Skip the images and copy each record exactly as written.

RECORDS SUPPLIED below:

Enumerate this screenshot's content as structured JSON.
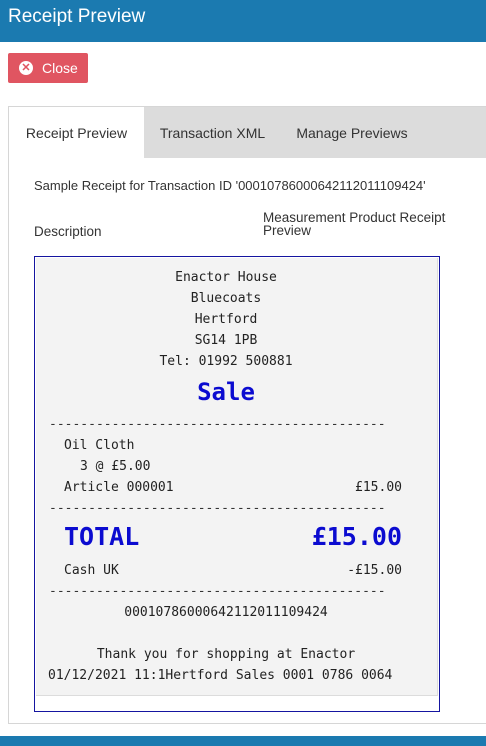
{
  "window": {
    "title": "Receipt Preview"
  },
  "toolbar": {
    "close_label": "Close",
    "close_icon": "close-circle-icon"
  },
  "tabs": [
    {
      "label": "Receipt Preview",
      "active": true
    },
    {
      "label": "Transaction XML",
      "active": false
    },
    {
      "label": "Manage Previews",
      "active": false
    }
  ],
  "content": {
    "sample_text": "Sample Receipt for Transaction ID '000107860006421120111094​24'",
    "col_description": "Description",
    "col_measurement": "Measurement Product Receipt Preview"
  },
  "receipt": {
    "address": [
      "Enactor House",
      "Bluecoats",
      "Hertford",
      "SG14 1PB",
      "Tel: 01992 500881"
    ],
    "heading": "Sale",
    "divider": "-------------------------------------------",
    "item_name": "Oil Cloth",
    "item_qty": "3 @ £5.00",
    "article_label": "Article 000001",
    "article_amount": "£15.00",
    "total_label": "TOTAL",
    "total_amount": "£15.00",
    "tender_label": "Cash UK",
    "tender_amount": "-£15.00",
    "transaction_id": "000107860006421120111094​24",
    "thanks": "Thank you for shopping at Enactor",
    "footer": "01/12/2021 11:1Hertford Sales 0001 0786 0064"
  },
  "colors": {
    "brand": "#1b7ab0",
    "close": "#e05561",
    "receipt_accent": "#0b0bd0"
  }
}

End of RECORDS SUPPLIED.

**TASK SOLUTION**
Enumerate this screenshot's content as structured JSON.
{
  "window": {
    "title": "Receipt Preview"
  },
  "toolbar": {
    "close_label": "Close",
    "close_icon": "close-circle-icon"
  },
  "tabs": [
    {
      "label": "Receipt Preview",
      "active": true
    },
    {
      "label": "Transaction XML",
      "active": false
    },
    {
      "label": "Manage Previews",
      "active": false
    }
  ],
  "content": {
    "sample_text": "Sample Receipt for Transaction ID '000107860006421120111094​24'",
    "col_description": "Description",
    "col_measurement": "Measurement Product Receipt Preview"
  },
  "receipt": {
    "address": [
      "Enactor House",
      "Bluecoats",
      "Hertford",
      "SG14 1PB",
      "Tel: 01992 500881"
    ],
    "heading": "Sale",
    "divider": "-------------------------------------------",
    "item_name": "Oil Cloth",
    "item_qty": "3 @ £5.00",
    "article_label": "Article 000001",
    "article_amount": "£15.00",
    "total_label": "TOTAL",
    "total_amount": "£15.00",
    "tender_label": "Cash UK",
    "tender_amount": "-£15.00",
    "transaction_id": "000107860006421120111094​24",
    "thanks": "Thank you for shopping at Enactor",
    "footer": "01/12/2021 11:1Hertford Sales 0001 0786 0064"
  },
  "colors": {
    "brand": "#1b7ab0",
    "close": "#e05561",
    "receipt_accent": "#0b0bd0"
  }
}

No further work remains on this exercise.